▼▼▼
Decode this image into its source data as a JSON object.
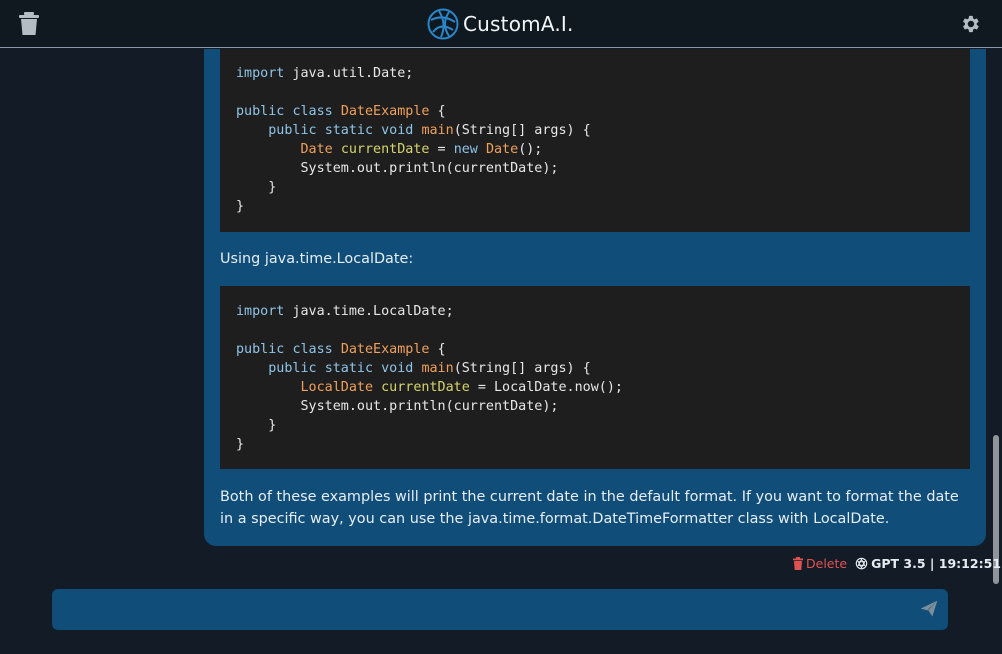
{
  "header": {
    "app_title": "CustomA.I.",
    "icons": {
      "left": "trash-icon",
      "right": "gear-icon",
      "logo": "brand-logo-icon"
    }
  },
  "message": {
    "code_blocks": [
      {
        "lines": [
          "import java.util.Date;",
          "",
          "public class DateExample {",
          "    public static void main(String[] args) {",
          "        Date currentDate = new Date();",
          "        System.out.println(currentDate);",
          "    }",
          "}"
        ]
      },
      {
        "lines": [
          "import java.time.LocalDate;",
          "",
          "public class DateExample {",
          "    public static void main(String[] args) {",
          "        LocalDate currentDate = LocalDate.now();",
          "        System.out.println(currentDate);",
          "    }",
          "}"
        ]
      }
    ],
    "paragraph_between": "Using java.time.LocalDate:",
    "paragraph_final": "Both of these examples will print the current date in the default format. If you want to format the date in a specific way, you can use the java.time.format.DateTimeFormatter class with LocalDate."
  },
  "meta": {
    "delete_label": "Delete",
    "model_label": "GPT 3.5 | 19:12:51"
  },
  "composer": {
    "value": "",
    "placeholder": ""
  },
  "colors": {
    "background": "#131c26",
    "bubble": "#104d78",
    "code_bg": "#1e1e1e",
    "delete": "#e05252"
  }
}
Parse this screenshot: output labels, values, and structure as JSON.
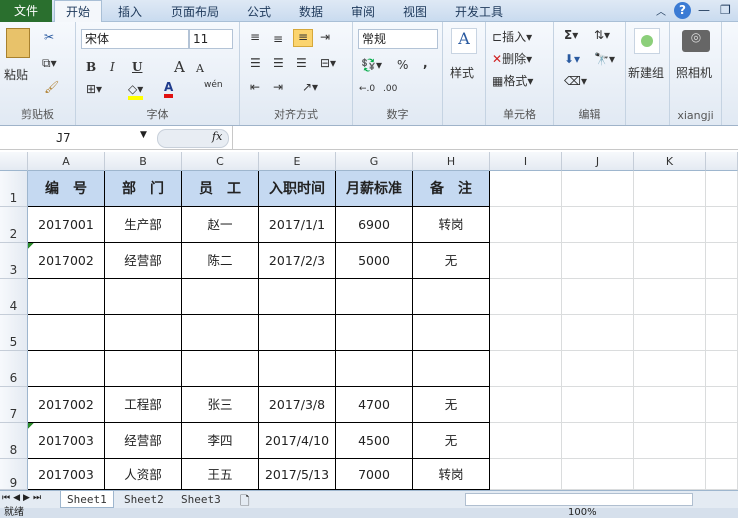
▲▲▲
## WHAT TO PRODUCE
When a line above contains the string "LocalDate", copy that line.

## SOLUTION TO THE EXERCISE
          "import java.time.LocalDate;",
          "        LocalDate currentDate = LocalDate.now();",
    "paragraph_between": "Using java.time.LocalDate:",
    "paragraph_final": "Both of these examples will print the current date in the default format. If you want to format the date in a specific way, you can use the java.time.format.DateTimeFormatter class with LocalDate."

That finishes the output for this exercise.